So, then, why was this modification to search engine results termed a “change” as opposed to an “update”? After all, the launch of the site diversity change over the course of June 4-6 fell within the same week as a Google core search algorithm update released from June 3-8. Though both of these alterations have a real effect on search results, Google makes the distinction that the site diversity change does not qualify as an “update” because it did not include an update to the ranking algorithm.
Since Google released the site diversity change, it has markedly expanded the variety of domains featured in top search results. In an analysis by Stephen Bench-Capon published three weeks after Google’s SERP change, he found that there has been 4.4% increase (from 47.9% to 52.3%) in informational and transactional searches that “return ten different domains in the top 10 rankings.” For navigational keywords in which the user’s search intent is focused on finding a company or brand’s site, however, Google’s search engine results page will still be dominated by the business in the search term. This can be seen in the example search “amazon prime login” below.
The analysis also notes that the site diversity change has, so far, most acutely affected transactional keywords—search terms that have the intent to purchase a product or service. This type of search has experienced the greatest difference in top search results, “meaning a domain has lost (at least) one of its three top 10 rankings.” Due to this increase in variety, a potential longer-term impact could be an increase in paid advertising by large companies to make up for their resulting loss in organic market share.

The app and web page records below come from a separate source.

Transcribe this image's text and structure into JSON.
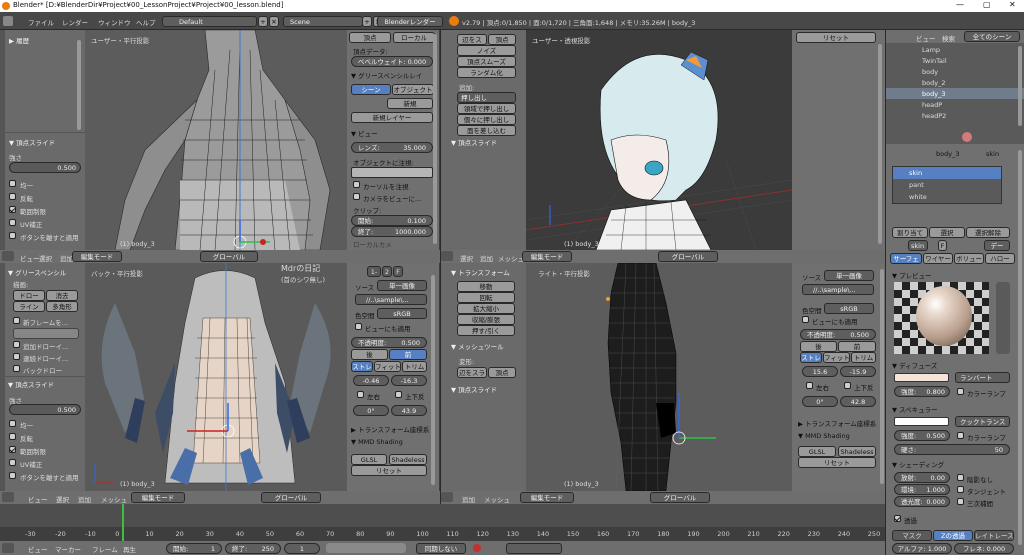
{
  "window": {
    "title": "Blender* [D:¥BlenderDir¥Project¥00_LessonProject¥Project¥00_lesson.blend]",
    "min": "—",
    "max": "▢",
    "close": "✕"
  },
  "menubar": {
    "file": "ファイル",
    "render": "レンダー",
    "window": "ウィンドウ",
    "help": "ヘルプ",
    "layout": "Default",
    "scene": "Scene",
    "engine": "Blenderレンダー",
    "stats": "v2.79 | 頂点:0/1,850 | 面:0/1,720 | 三角面:1,648 | メモリ:35.26M | body_3"
  },
  "tl": {
    "history": "履歴",
    "view_label": "ユーザー・平行投影",
    "obj_label": "(1) body_3",
    "vertex_slide": "頂点スライド",
    "strength": "強さ",
    "strength_val": "0.500",
    "opts": [
      "均一",
      "反転",
      "範囲制限",
      "UV補正",
      "ボタンを離すと適用"
    ],
    "props": {
      "vertex_data": "頂点データ:",
      "bevel": "ベベルウェイト: 0.000",
      "grease": "グリースペンシルレイ",
      "scene": "シーン",
      "object": "オブジェクト",
      "new": "新規",
      "new_layer": "新規レイヤー",
      "view": "ビュー",
      "lens": "レンズ:",
      "lens_val": "35.000",
      "lock_obj": "オブジェクトに注視:",
      "lock_cursor": "カーソルを注視",
      "lock_cam": "カメラをビューに...",
      "clip": "クリップ:",
      "clip_start": "開始:",
      "clip_start_val": "0.100",
      "clip_end": "終了:",
      "clip_end_val": "1000.000",
      "local_cam": "ローカルカメ",
      "tab_vertex": "頂点",
      "tab_local": "ローカル"
    }
  },
  "tr": {
    "view_label": "ユーザー・透視投影",
    "obj_label": "(1) body_3",
    "reset": "リセット",
    "tools": [
      "辺をス",
      "頂点",
      "ノイズ",
      "頂点スムーズ",
      "ランダム化"
    ],
    "add": "追加:",
    "extrude": "押し出し",
    "extrude_region": "領域で押し出し",
    "extrude_indiv": "個々に押し出し",
    "extrude_faces": "面を差し込む",
    "vertex_slide": "頂点スライド"
  },
  "hdr_left": {
    "view": "ビュー",
    "select": "選択",
    "add": "追加",
    "mesh": "メッシュ",
    "mode": "編集モード",
    "global": "グローバル"
  },
  "bl": {
    "grease": "グリースペンシル",
    "draw": "描画:",
    "draw_btn": "ドロー",
    "erase": "消去",
    "line": "ライン",
    "poly": "多角形",
    "new_frame": "新フレームを...",
    "add_draw": "追加ドローイ...",
    "sequence": "連続ドローイ...",
    "back_draw": "バックドロー",
    "view_label": "バック・平行投影",
    "obj_label": "(1) body_3",
    "annot": "Mdrの日記",
    "annot2": "(首のシワ無し)",
    "vertex_slide": "頂点スライド",
    "strength": "強さ",
    "strength_val": "0.500",
    "opts": [
      "均一",
      "反転",
      "範囲制限",
      "UV補正",
      "ボタンを離すと適用"
    ],
    "img": {
      "source": "ソース",
      "source_val": "単一画像",
      "path": "//..\\sample\\...",
      "colorspace": "色空間",
      "srgb": "sRGB",
      "view_apply": "ビューにも適用",
      "opacity": "不透明度:",
      "opacity_val": "0.500",
      "back": "後",
      "front": "前",
      "stretch": "ストレ",
      "fit": "フィット",
      "crop": "トリム",
      "x": "-0.46",
      "y": "-16.3",
      "lr": "左右",
      "ud": "上下反",
      "rot": "0°",
      "size": "43.9",
      "transform": "トランスフォーム座標系",
      "mmd": "MMD Shading",
      "glsl": "GLSL",
      "shadeless": "Shadeless",
      "reset": "リセット"
    }
  },
  "bm": {
    "transform": "トランスフォーム",
    "move": "移動",
    "rotate": "回転",
    "scale": "拡大縮小",
    "mirror": "収縮/膨張",
    "push": "押す/引く",
    "mesh_tools": "メッシュツール",
    "deform": "変形:",
    "edge_slide": "辺をスラ",
    "vertex": "頂点",
    "vertex_slide": "頂点スライド"
  },
  "br": {
    "view_label": "ライト・平行投影",
    "obj_label": "(1) body_3",
    "img": {
      "source": "ソース",
      "source_val": "単一画像",
      "path": "//..\\sample\\...",
      "colorspace": "色空間",
      "srgb": "sRGB",
      "view_apply": "ビューにも適用",
      "opacity": "不透明度:",
      "opacity_val": "0.500",
      "back": "後",
      "front": "前",
      "stretch": "ストレ",
      "fit": "フィット",
      "crop": "トリム",
      "x": "15.6",
      "y": "-15.9",
      "lr": "左右",
      "ud": "上下反",
      "rot": "0°",
      "size": "42.8",
      "transform": "トランスフォーム座標系",
      "mmd": "MMD Shading",
      "glsl": "GLSL",
      "shadeless": "Shadeless",
      "reset": "リセット"
    }
  },
  "outliner": {
    "view": "ビュー",
    "search": "検索",
    "all_scenes": "全てのシーン",
    "items": [
      "Lamp",
      "TwinTail",
      "body",
      "body_2",
      "body_3",
      "headP",
      "headP2"
    ]
  },
  "props": {
    "crumb_a": "body_3",
    "crumb_b": "skin",
    "materials": [
      "skin",
      "pant",
      "white"
    ],
    "assign": "割り当て",
    "select": "選択",
    "deselect": "選択解除",
    "mat_name": "skin",
    "f": "F",
    "data": "デー",
    "tabs": [
      "サーフェ",
      "ワイヤー",
      "ボリュー",
      "ハロー"
    ],
    "preview": "プレビュー",
    "diffuse": "ディフューズ",
    "lambert": "ランバート",
    "intensity": "強度:",
    "diffuse_val": "0.800",
    "ramp": "カラーランプ",
    "specular": "スペキュラー",
    "cooktorr": "クックトランス",
    "spec_val": "0.500",
    "hardness": "硬さ:",
    "hard_val": "50",
    "shading": "シェーディング",
    "emit": "放射:",
    "emit_val": "0.00",
    "shadeless": "陰影なし",
    "ambient": "環境:",
    "amb_val": "1.000",
    "tangent": "タンジェント",
    "translucency": "透光度:",
    "trans_val": "0.000",
    "cubic": "三次補間",
    "transparency": "透過",
    "mask": "マスク",
    "zbuffer": "Zの透過",
    "raytrace": "レイトレース",
    "alpha": "アルファ: 1.000",
    "fresnel": "フレネ: 0.000"
  },
  "timeline": {
    "ticks": [
      "-30",
      "-20",
      "-10",
      "0",
      "10",
      "20",
      "30",
      "40",
      "50",
      "60",
      "70",
      "80",
      "90",
      "100",
      "110",
      "120",
      "130",
      "140",
      "150",
      "160",
      "170",
      "180",
      "190",
      "200",
      "210",
      "220",
      "230",
      "240",
      "250"
    ],
    "view": "ビュー",
    "marker": "マーカー",
    "frame": "フレーム",
    "play": "再生",
    "start": "開始:",
    "start_val": "1",
    "end": "終了:",
    "end_val": "250",
    "current": "1",
    "sync": "同期しない"
  },
  "colors": {
    "accent": "#5680c2",
    "header": "#727272",
    "viewport_grey": "#5c5c5c",
    "viewport_dark": "#3a3a3a",
    "orange_sel": "#f29a3a"
  }
}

At its core, the site diversity change now allows “smaller or niche sites” to have a greater chance in reaching the top 10 search results for many keywords that more monopolistic companies have traditionally dominated. This means that businesses across a variety of industries have a new opportunity to expand their share and boost their position in organic search results with the proven services of a technical SEO agency like Radd Interactive. Our company’s SEO strategy is designed to give small-to-medium-sized companies a competitive edge in an ever-changing online environment. Learn more about how Radd Interactive’s strategic SEO services can help your business succeed today.